In the Karp case, the Second Circuit stated that while it was for the Board to effectuate the policies of the Act by issuing an appropriate order, nevertheless, the respondent was entitled to a judgment of the Board as to whether respondent's unfair labor practices continued to vitiate any choice of a representative by its employees. But it appears from the Lorillard case that the only consideration which the Board gave to the possible shift in the majority was to say that it would ignore such a shift in order to effectuate the policies of the Act.

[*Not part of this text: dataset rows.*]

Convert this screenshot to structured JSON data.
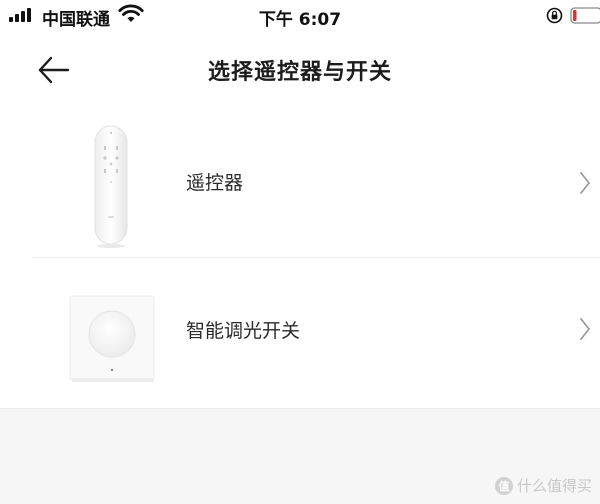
{
  "status_bar": {
    "carrier": "中国联通",
    "time": "下午 6:07",
    "battery_level": 0.1,
    "battery_color": "#e0322f"
  },
  "header": {
    "title": "选择遥控器与开关",
    "back_icon": "arrow-left-icon"
  },
  "devices": [
    {
      "label": "遥控器",
      "image": "remote-control-image",
      "chevron_icon": "chevron-right-icon"
    },
    {
      "label": "智能调光开关",
      "image": "dimmer-switch-image",
      "chevron_icon": "chevron-right-icon"
    }
  ],
  "watermark": {
    "text": "什么值得买"
  },
  "colors": {
    "text_primary": "#1c1c1c",
    "divider": "#ececec",
    "chevron": "#9a9a9a",
    "background_bottom": "#f6f6f6"
  }
}
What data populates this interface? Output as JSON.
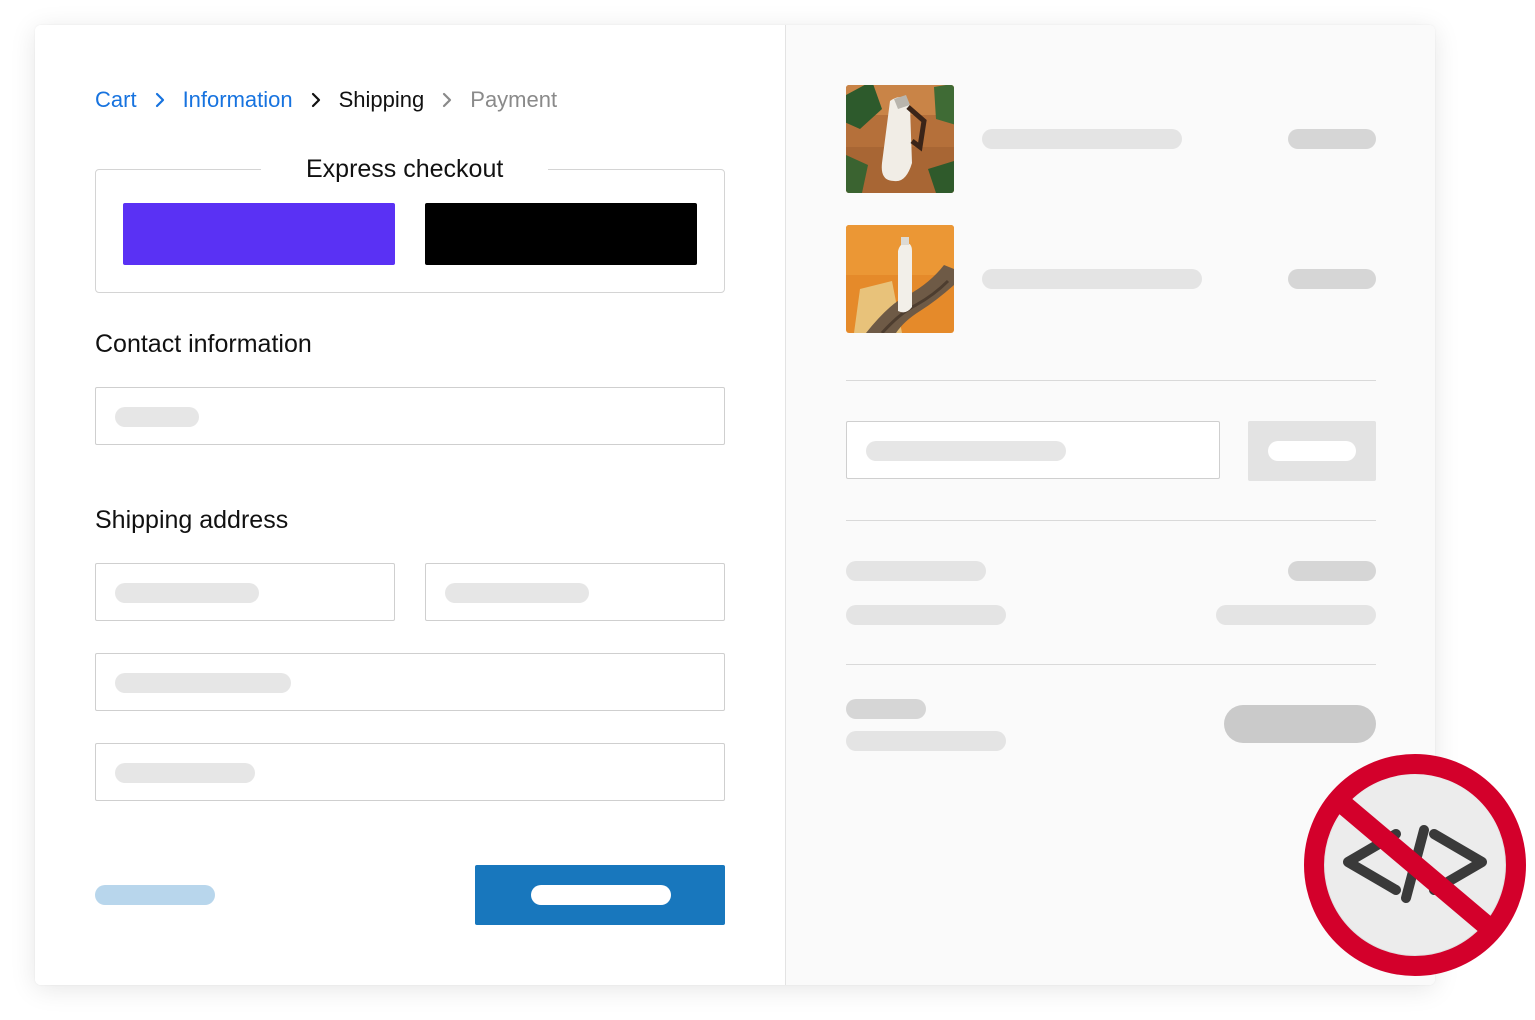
{
  "breadcrumb": {
    "items": [
      {
        "label": "Cart"
      },
      {
        "label": "Information"
      },
      {
        "label": "Shipping"
      },
      {
        "label": "Payment"
      }
    ]
  },
  "express_checkout": {
    "title": "Express checkout",
    "buttons": [
      {
        "color": "#5a31f4"
      },
      {
        "color": "#000000"
      }
    ]
  },
  "contact": {
    "title": "Contact information"
  },
  "shipping": {
    "title": "Shipping address"
  },
  "colors": {
    "link": "#1773df",
    "primary_button": "#1877bd",
    "secondary_link_placeholder": "#b8d6ec",
    "skeleton": "#e4e4e4",
    "no_code_badge": "#d3002b"
  },
  "icons": {
    "breadcrumb_separator": "chevron-right-icon",
    "badge": "no-code-icon"
  }
}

The case before us presents a somewhat different factual situation in that the loss of majority was not due to a shift of employee allegiance from one union to another. Had this been the fact there would be no question but that the Lorillard case would govern our decision. The Board might properly assume that there existed a causal connection between the unfair labor practices and the loss of the union's majority. International Association of Machinists v. National Labor Relations Board, 311 U.S. 72, 83, 61 S. Ct. 83, 85 L. Ed. 50; National Labor Relations Board v. Bradford Dyeing Association, 310 U.S. 318, 340, 60 S. Ct. 918, 84 L. Ed. 1226. It appears in the case before us that the loss of a majority was due to a voluntary quitting on the part of certain employees of respondent. From the Board's treatment of respondent's argument in this respect, however, it would seem that it is of the view that the loss in majority may be traced to the refusal to bargain with the union on June 12, 1941. The respondent's dilatory tactics, its refusal to recognize the union as a bargaining representative, and its campaign against the union deprived it of the opportunity of strengthening its organization. It demonstrated the union's inability to reach an agreement with the employer with the result that as time went on the enthusiasm of its members waned and it made it more difficult for the union to capture the allegiance of other employees, either old employees who had previously not joined, or new employees who came on after the unfair labor practices were committed. The Board might reasonably conclude that had the union been recognized and installed as bargaining representative of the employees, as the law required, it probably would have retained its majority status by accessions from these sources, despite its loss of members resulting from normal labor turnover. In other words, the Board has taken the position that in a proceeding of this nature involving a violation of Section 8(5), it is imperative in order to effectuate the purposes of the Act, that an employer gain no advantage from his dilatory tactics in refusing to bargain collectively with a majority union. The fact that it may be shown that by lapse of time the union had been unable to retain its majority is not a sufficient basis for refusing to order affirmatively that the respondent bargain with the union. We are of the view that the language of the Supreme Court in the Lorillard case compels us to affirm the Board once it has reached such a conclusion.
A decree will be entered enforcing the order of the Board.